Once you know your true size, you can use that as a baseline for getting sizing advice. If you’re buying from a store, ask a sales rep; if you’re shopping on eBay, turn to StyleForum (where there’s a wealth of advice in the archives). Remember: different shoes fit differently, so sometimes you’ll have to size up or down (although, most dress shoes do fit true-to-size). 

The Basics of Fit

As you know, shoes are sized by length and width. Let’s start with length. Except for certain slip-ons, there should always be a bit of space between the ends of your shoes and your toes, which means if your toes are butting up against the shoe, you need to size up in length. Similarly, make sure the ball of your feet match up with the ball of the shoe. 

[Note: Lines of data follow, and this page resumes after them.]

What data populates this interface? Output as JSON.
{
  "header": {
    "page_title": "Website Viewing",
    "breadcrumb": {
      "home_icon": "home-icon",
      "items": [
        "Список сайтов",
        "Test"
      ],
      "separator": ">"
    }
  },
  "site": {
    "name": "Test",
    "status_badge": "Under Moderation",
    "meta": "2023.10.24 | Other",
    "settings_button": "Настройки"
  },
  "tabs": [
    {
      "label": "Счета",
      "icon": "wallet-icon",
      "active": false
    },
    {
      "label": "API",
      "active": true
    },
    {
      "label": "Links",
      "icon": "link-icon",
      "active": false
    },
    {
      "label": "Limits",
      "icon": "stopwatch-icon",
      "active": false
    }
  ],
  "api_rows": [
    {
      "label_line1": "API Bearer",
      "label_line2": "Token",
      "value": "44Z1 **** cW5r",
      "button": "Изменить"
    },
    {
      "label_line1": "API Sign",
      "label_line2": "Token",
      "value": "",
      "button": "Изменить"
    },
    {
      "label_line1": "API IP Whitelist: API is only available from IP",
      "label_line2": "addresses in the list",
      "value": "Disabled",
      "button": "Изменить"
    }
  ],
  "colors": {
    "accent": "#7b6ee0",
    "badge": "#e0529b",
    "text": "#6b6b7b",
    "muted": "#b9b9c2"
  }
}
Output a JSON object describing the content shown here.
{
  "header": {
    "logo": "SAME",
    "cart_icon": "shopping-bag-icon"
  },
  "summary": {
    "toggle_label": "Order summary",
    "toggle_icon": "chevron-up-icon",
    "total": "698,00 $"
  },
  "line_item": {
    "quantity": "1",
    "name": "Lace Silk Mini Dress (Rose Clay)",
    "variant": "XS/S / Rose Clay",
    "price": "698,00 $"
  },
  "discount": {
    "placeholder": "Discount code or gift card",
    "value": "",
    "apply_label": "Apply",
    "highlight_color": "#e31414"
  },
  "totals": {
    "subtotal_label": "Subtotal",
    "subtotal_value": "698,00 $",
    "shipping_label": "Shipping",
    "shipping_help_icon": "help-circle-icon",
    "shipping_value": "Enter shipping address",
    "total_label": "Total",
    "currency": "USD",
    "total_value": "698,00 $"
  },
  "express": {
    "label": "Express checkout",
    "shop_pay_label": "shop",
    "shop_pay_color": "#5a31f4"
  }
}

Width, as we’ve mentioned, is more about the total circumference of the shoe, as measured around the ball, rather than just the width itself. So if your shoes feel tight at the sides or top, then size up in width. Remember: leather breaks in pretty easily, so don’t worry if they’re a touch snug. They just shouldn’t feel painful when you walk.

The Most Obvious Giveaways

Perhaps the best way to tell if your shoes fit is by seeing how the eyelets look when you lace them up. If the eyelets are really far apart, like you see above, then you’ll need to size up (most likely in width). If they come crashing together, then you’ll need to size down. 

Additionally, check to see where your shoes bend as you walk. Proper fitting shoes should flex pretty close to where your foot naturally flexes. If you see the creasing creep up too close to the toes, you’ll want to size down (this is easiest to tell on cap toe shoes, where the creases should never cross into the cap itself). If the leather is cutting into your foot as it bends, then you’ll want to size up. 

A Note About Heel Slippage 

Finally, a word about heel slippage. Don’t think that just because your heel slips a little that your shoes are too big (obviously, the term “a little” can be subjective, so use your best judgment). Some shoes have really stiff soles, and they’ll need a little breaking in before they feel right (this is mostly true for slip-ons, such as double monks and loafers). If they slip just a tiny bit, but everything else above checks in nicely, then trust that you probably have the right size.